§ **PROBLEM**
Report every line of the listing below in which the string "spent" occurs.

§ **MATERIAL PROVIDED**
□ □ □ □ □
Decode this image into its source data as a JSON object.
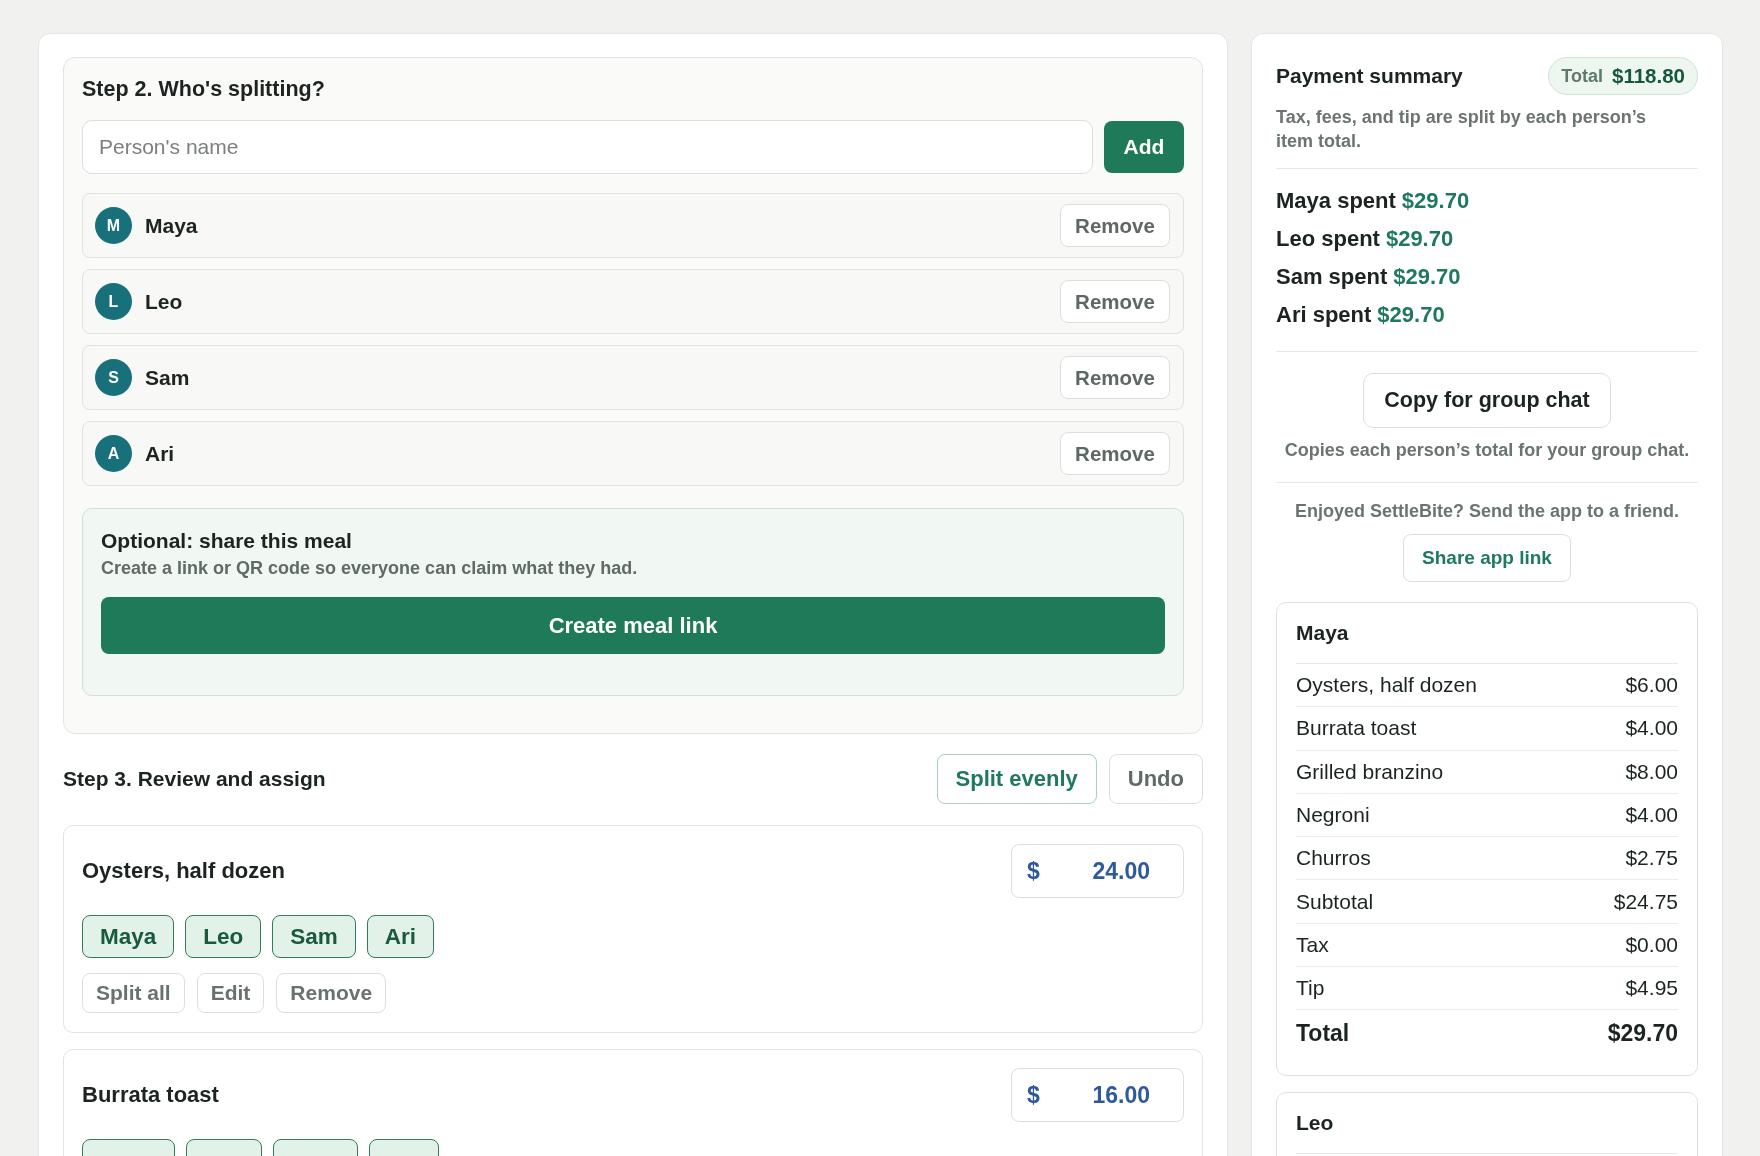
{
  "step2": {
    "title": "Step 2. Who's splitting?",
    "name_field": {
      "placeholder": "Person's name"
    },
    "add_button": "Add",
    "people": [
      {
        "initial": "M",
        "name": "Maya",
        "remove_button": "Remove"
      },
      {
        "initial": "L",
        "name": "Leo",
        "remove_button": "Remove"
      },
      {
        "initial": "S",
        "name": "Sam",
        "remove_button": "Remove"
      },
      {
        "initial": "A",
        "name": "Ari",
        "remove_button": "Remove"
      }
    ]
  },
  "share_meal": {
    "title": "Optional: share this meal",
    "description": "Create a link or QR code so everyone can claim what they had.",
    "button": "Create meal link"
  },
  "step3": {
    "title": "Step 3. Review and assign",
    "buttons": [
      {
        "label": "Split evenly",
        "kind": "primary"
      },
      {
        "label": "Undo",
        "kind": "secondary"
      }
    ],
    "items": [
      {
        "name": "Oysters, half dozen",
        "currency": "$",
        "price": "24.00",
        "assignees": [
          {
            "label": "Maya",
            "selected": true
          },
          {
            "label": "Leo",
            "selected": true
          },
          {
            "label": "Sam",
            "selected": true
          },
          {
            "label": "Ari",
            "selected": true
          }
        ],
        "actions": [
          "Split all",
          "Edit",
          "Remove"
        ]
      },
      {
        "name": "Burrata toast",
        "currency": "$",
        "price": "16.00",
        "assignees": [
          {
            "selected": true
          },
          {
            "selected": true
          },
          {
            "selected": true
          },
          {
            "selected": true
          }
        ]
      }
    ]
  },
  "summary": {
    "title": "Payment summary",
    "total_label": "Total",
    "total_value": "$118.80",
    "note": "Tax, fees, and tip are split by each person’s item total.",
    "spent": [
      {
        "label": "Maya spent",
        "amount": "$29.70"
      },
      {
        "label": "Leo spent",
        "amount": "$29.70"
      },
      {
        "label": "Sam spent",
        "amount": "$29.70"
      },
      {
        "label": "Ari spent",
        "amount": "$29.70"
      }
    ],
    "copy_button": "Copy for group chat",
    "copy_note": "Copies each person’s total for your group chat.",
    "share_note": "Enjoyed SettleBite? Send the app to a friend.",
    "share_button": "Share app link",
    "breakdowns": [
      {
        "name": "Maya",
        "rows": [
          {
            "label": "Oysters, half dozen",
            "amount": "$6.00",
            "kind": "line"
          },
          {
            "label": "Burrata toast",
            "amount": "$4.00",
            "kind": "line"
          },
          {
            "label": "Grilled branzino",
            "amount": "$8.00",
            "kind": "line"
          },
          {
            "label": "Negroni",
            "amount": "$4.00",
            "kind": "line"
          },
          {
            "label": "Churros",
            "amount": "$2.75",
            "kind": "line"
          },
          {
            "label": "Subtotal",
            "amount": "$24.75",
            "kind": "line"
          },
          {
            "label": "Tax",
            "amount": "$0.00",
            "kind": "line"
          },
          {
            "label": "Tip",
            "amount": "$4.95",
            "kind": "line"
          },
          {
            "label": "Total",
            "amount": "$29.70",
            "kind": "total"
          }
        ]
      },
      {
        "name": "Leo"
      }
    ]
  }
}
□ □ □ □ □
§ **WRITTEN RESPONSE**
    "spent": [
        "label": "Maya spent",
        "label": "Leo spent",
        "label": "Sam spent",
        "label": "Ari spent",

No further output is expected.